**Input records:**

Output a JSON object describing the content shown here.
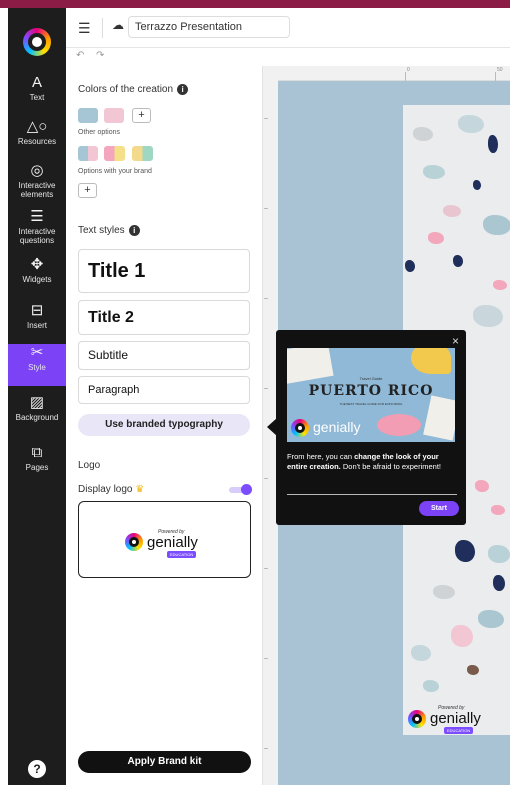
{
  "colors": {
    "topstrip": "#8a1c46",
    "rail_bg": "#1d1d1d",
    "accent": "#7b42f6",
    "canvas_bg": "#a9c2d4"
  },
  "sidebar": {
    "items": [
      {
        "label": "Text",
        "icon": "text-icon"
      },
      {
        "label": "Resources",
        "icon": "shapes-icon"
      },
      {
        "label": "Interactive elements",
        "icon": "touch-icon"
      },
      {
        "label": "Interactive questions",
        "icon": "checklist-icon"
      },
      {
        "label": "Widgets",
        "icon": "puzzle-icon"
      },
      {
        "label": "Insert",
        "icon": "insert-icon"
      },
      {
        "label": "Style",
        "icon": "style-icon",
        "active": true
      },
      {
        "label": "Background",
        "icon": "pattern-icon"
      },
      {
        "label": "Pages",
        "icon": "pages-icon"
      }
    ],
    "help_label": "?"
  },
  "topbar": {
    "title_value": "Terrazzo Presentation",
    "undo_icon": "undo-icon",
    "redo_icon": "redo-icon"
  },
  "panel": {
    "colors_title": "Colors of the creation",
    "info_glyph": "i",
    "other_options": "Other options",
    "brand_options": "Options with your brand",
    "plus": "+",
    "text_styles_title": "Text styles",
    "styles": {
      "title1": "Title 1",
      "title2": "Title 2",
      "subtitle": "Subtitle",
      "paragraph": "Paragraph"
    },
    "use_branded_typography": "Use branded typography",
    "logo_title": "Logo",
    "display_logo": "Display logo",
    "display_logo_on": true,
    "logo_preview": {
      "powered_by": "Powered by",
      "wordmark": "genially",
      "edition": "EDUCATION"
    },
    "apply_brand_kit": "Apply Brand kit"
  },
  "ruler": {
    "top_labels": [
      "0",
      "50"
    ],
    "side_labels": [
      "0",
      "50",
      "100",
      "150",
      "200",
      "250",
      "300",
      "350"
    ]
  },
  "slide_brand": {
    "powered_by": "Powered by",
    "wordmark": "genially",
    "edition": "EDUCATION"
  },
  "tooltip": {
    "close": "×",
    "preview": {
      "small_heading": "Travel Guide",
      "heading": "PUERTO RICO",
      "tagline": "THE BEST TRAVEL GUIDE FOR EXPLORING",
      "wordmark": "genially"
    },
    "text_before": "From here, you can ",
    "text_bold": "change the look of your entire creation.",
    "text_after": " Don't be afraid to experiment!",
    "start_label": "Start"
  }
}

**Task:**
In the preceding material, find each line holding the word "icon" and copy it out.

**Reply to the task:**
        "icon": "text-icon"
        "icon": "shapes-icon"
        "icon": "touch-icon"
        "icon": "checklist-icon"
        "icon": "puzzle-icon"
        "icon": "insert-icon"
        "icon": "style-icon",
        "icon": "pattern-icon"
        "icon": "pages-icon"
    "undo_icon": "undo-icon",
    "redo_icon": "redo-icon"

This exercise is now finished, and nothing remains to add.